When I was faced with this horrible disease, all I wanted is it to be gone. I wanted my journey with it to be short lived. I read that many women who elected breast conservation would eventually have to have a mastectomy. After numerous sleepless nights, breast conservation didn’t make a lot of sense to me.
I will not pretend that having a bilateral mastectomy was an easy decision to make and the indescribable pain that I experienced during recovery was not something I want to ever do again. But, I will say, my boyfriend pushing me to get tested saved my life, making this decision saved my life, and my surgeons saved my life. My advice to women aged 40+, do not underestimate the power of a mammogram, it could save your life.

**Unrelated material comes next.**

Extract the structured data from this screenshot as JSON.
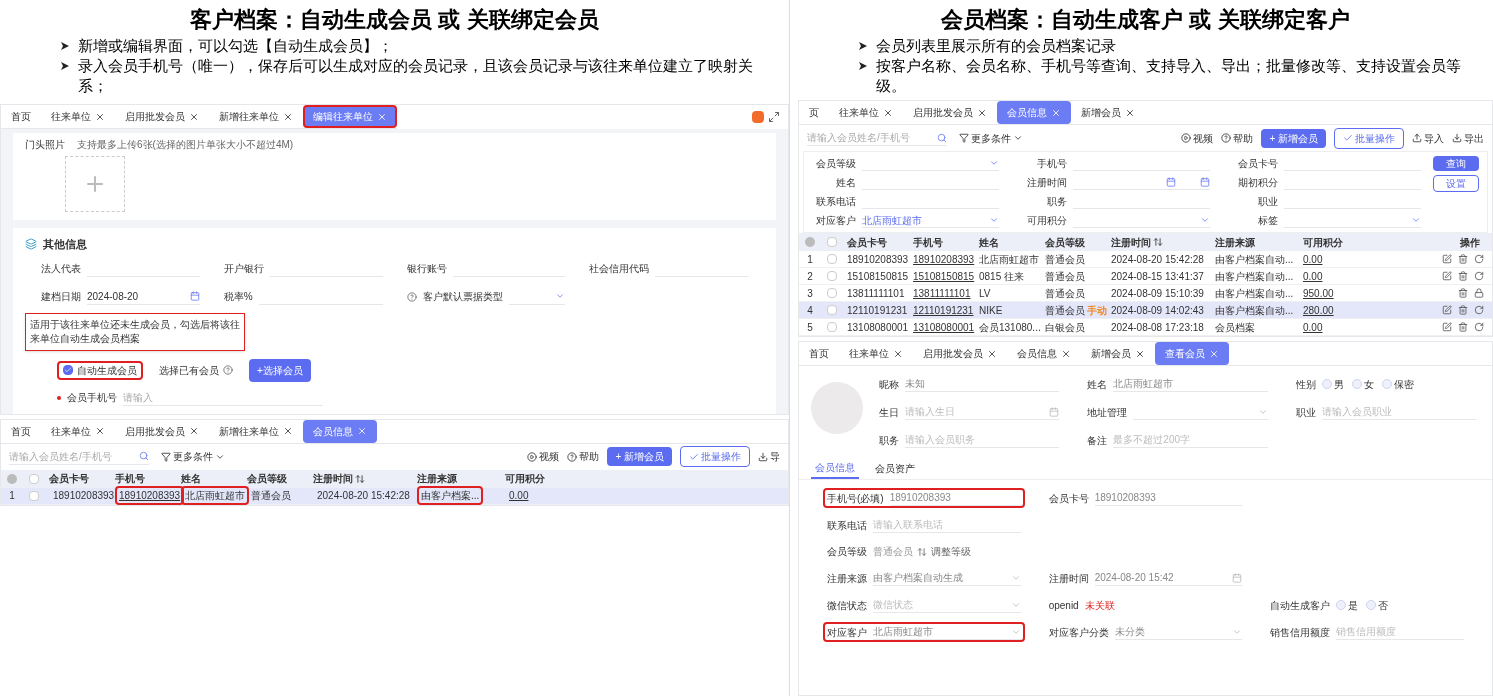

3 times cancer survivor..twice in the breast and once in the brain..all in 2011 and 2012....now it is 2015 and I'm great..after the brain surgery I was partially paralyzed on the right side and had a hospital bed delivered and I slept down stairs for months...now I'm walking fine..lost my hair twice..I had long brown hair..it started to grow back after the breast cancer..and then I lost it again with the brain cancer..second time it grew in gold and very thin..different texture...just did an ultra sound on my uterus to see if the lining is hardening..just hoping for the best..but miracles happen..believe me I'm proof..I'm still alive and so very blessed.. I was sicker than I let anybody know..but I kept a positive attitude..and told myself than I am a strong woman and I believe God and my guardian angels and my mommy.were right by my side..now my cousin just had a mastectomy..and I am happy giving her advice on how to deal with this devil. thank you..Lynda Dewinde..Lancaster Ca.
A short time ago, the food media celebrity Sandra Lee shared that at the age of 48, she was diagnosed with breast cancer. Both she, born in 1954, and I are smack in the middle of the booming age. So she joins me and others, such as Martina Navratilova and Wanda Stykes, as women afflicted with DCIS (Ductal Carcinoma in Situ), a relatively common form of early breast cancer.

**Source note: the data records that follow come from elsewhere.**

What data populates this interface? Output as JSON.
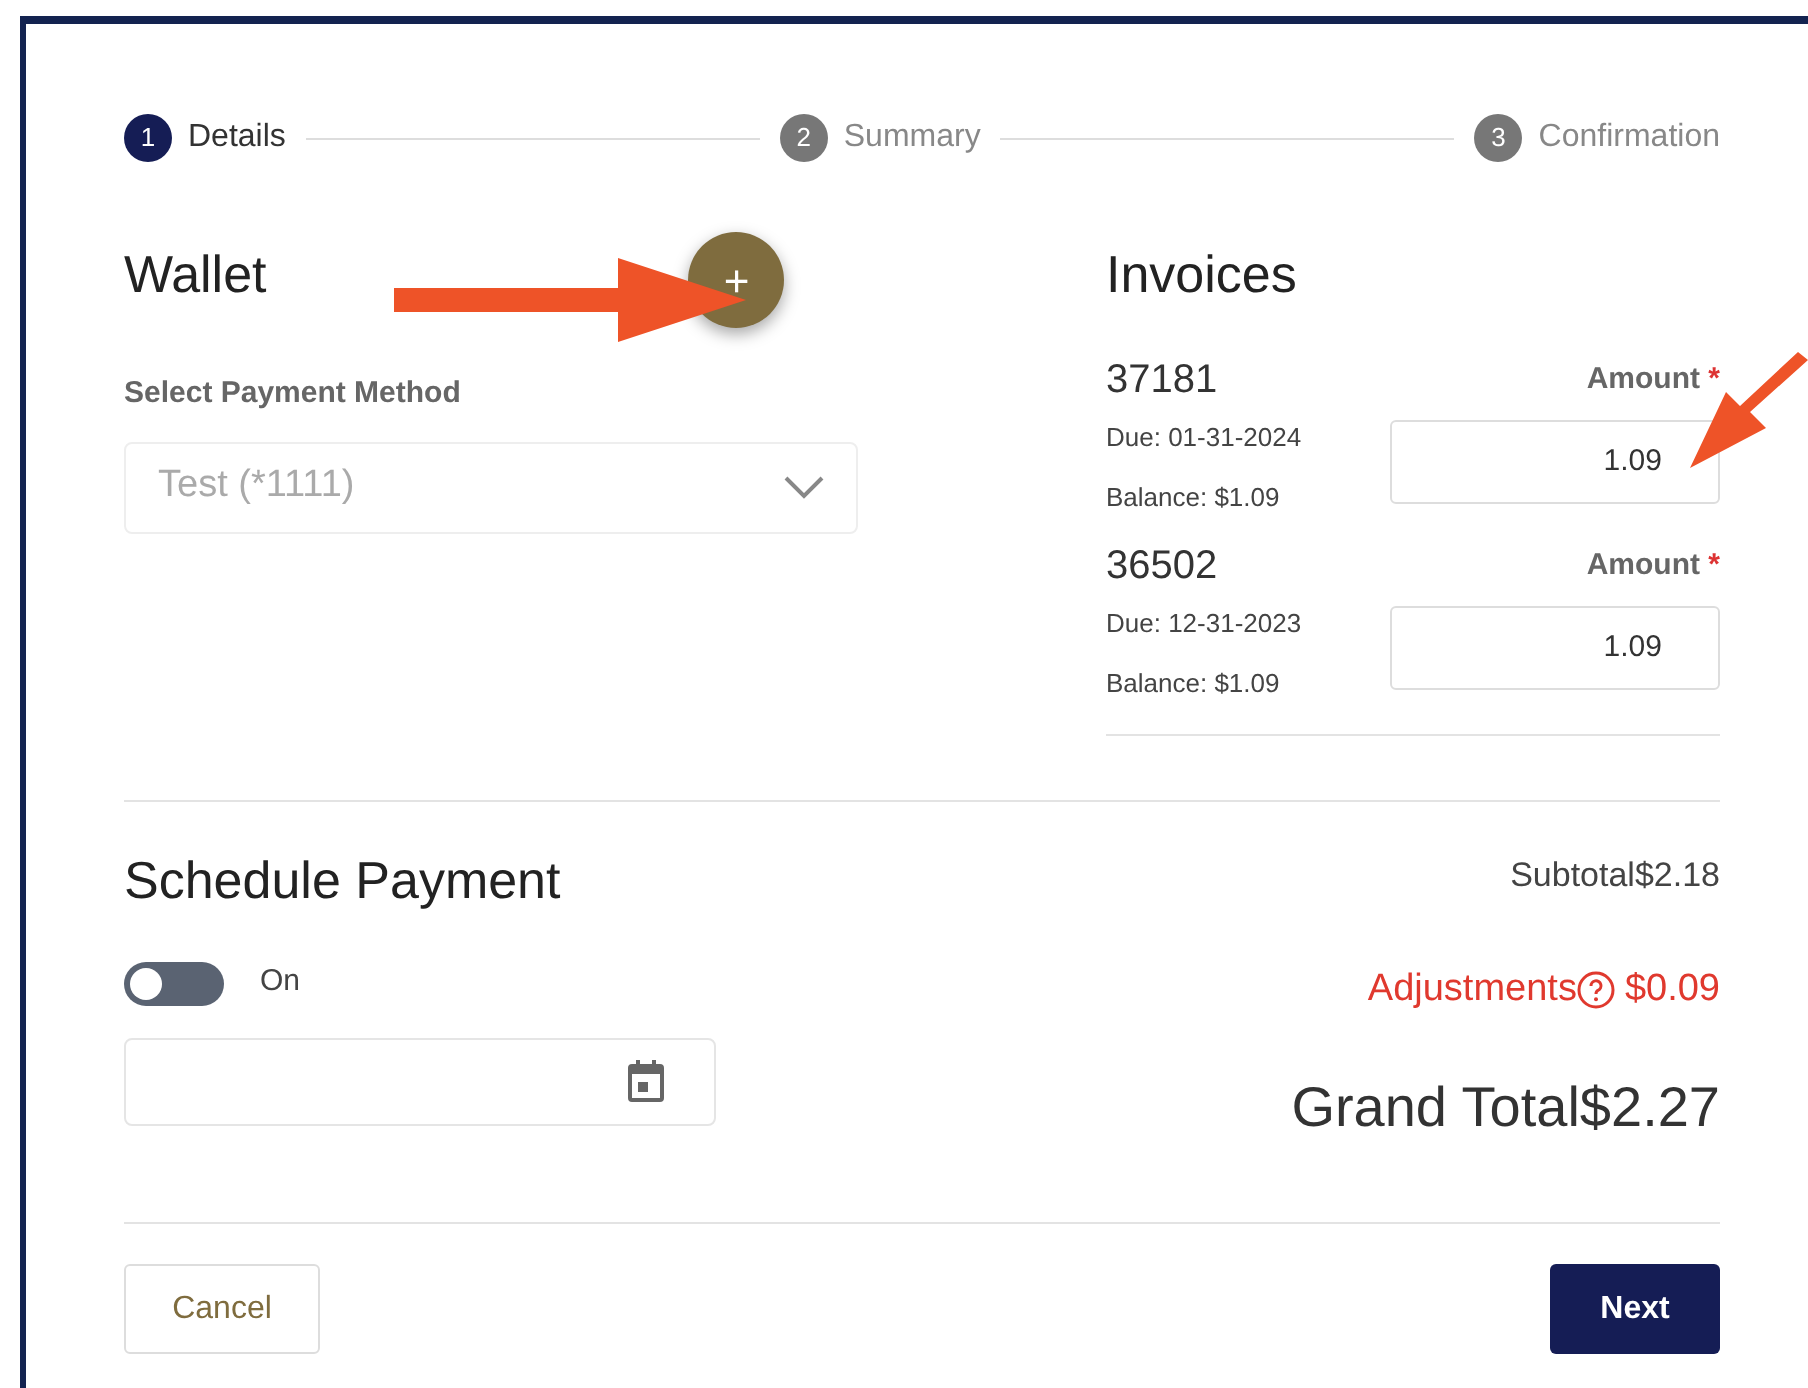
{
  "steps": [
    {
      "number": "1",
      "label": "Details",
      "selected": true
    },
    {
      "number": "2",
      "label": "Summary",
      "selected": false
    },
    {
      "number": "3",
      "label": "Confirmation",
      "selected": false
    }
  ],
  "wallet": {
    "title": "Wallet",
    "add_button": "+",
    "label": "Select Payment Method",
    "value": "Test (*1111)"
  },
  "invoices": {
    "title": "Invoices",
    "items": [
      {
        "number": "37181",
        "due": "Due: 01-31-2024",
        "balance": "Balance: $1.09",
        "amount_label": "Amount",
        "required_mark": "*",
        "amount": "1.09"
      },
      {
        "number": "36502",
        "due": "Due: 12-31-2023",
        "balance": "Balance: $1.09",
        "amount_label": "Amount",
        "required_mark": "*",
        "amount": "1.09"
      }
    ]
  },
  "schedule": {
    "title": "Schedule Payment",
    "toggle": {
      "label": "On",
      "on": false
    }
  },
  "totals": {
    "subtotal": "Subtotal$2.18",
    "adjustments_label": "Adjustments",
    "adjustments": "$0.09",
    "grand_total": "Grand Total$2.27"
  },
  "buttons": [
    {
      "label": "Cancel",
      "kind": "secondary"
    },
    {
      "label": "Next",
      "kind": "primary"
    }
  ]
}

Since my own diagnosis in 2001, my life has never been the same. The first thing my oncologist told me after the diagnosis was, “If this does not rivet you, nothing will.” He was so right.
Some women opt for the double mastectomy, but I opted to keep my healthy breast. I was also warned that because my DCIS was so widespread in the one breast, a lumpectomy would leave me severely deformed, so I chose to have a mastectomy. Having a double mastectomy meant that I would never again feel any nipple sensation and as a sexually-active boomer, I did not want to forego that pleasure, so I opted to leave my healthy breast intact.
I viewed my diagnosis as a wake-up call to take care of myself physically, psychologically, and emotionally. I advocate self-breast exams and maintaining healthy physical and emotional health is vitally important in all aspects of life, especially when it comes to breast cancer.
maintain a healthy body weight
avoid cigarettes and recreational drugs
avoid processed foods
avoid unrefined sugars
minimize alcohol intake
eat a plant-based diet of cruciferous vegetables
be aware of your genetic history
meditate and/or do yoga
be educated about your health
do daily journaling
Diana Raab, Ph.D. is a transpersonal psychologist and she is a regular blogger for Psychology Today, The Huffington Post, and BrainSpeak.
In 2009 I was diagnosed with breast cancer in both breasts, so I decide to go ahead and have the complete bi lateral mastectomy. Surgery went well, a couple of months later they started me on intense chemo, for one year. Once surviving chemo, which was miserable, I am now a 5 1/2 year survivor. Have had scans since then and am doing great. I feel great, during chemo I lost 55 pounds and am now happy that I can maintain the weight loss. I am a happy camper, have lots of energy and very active in spite of being 71 years old.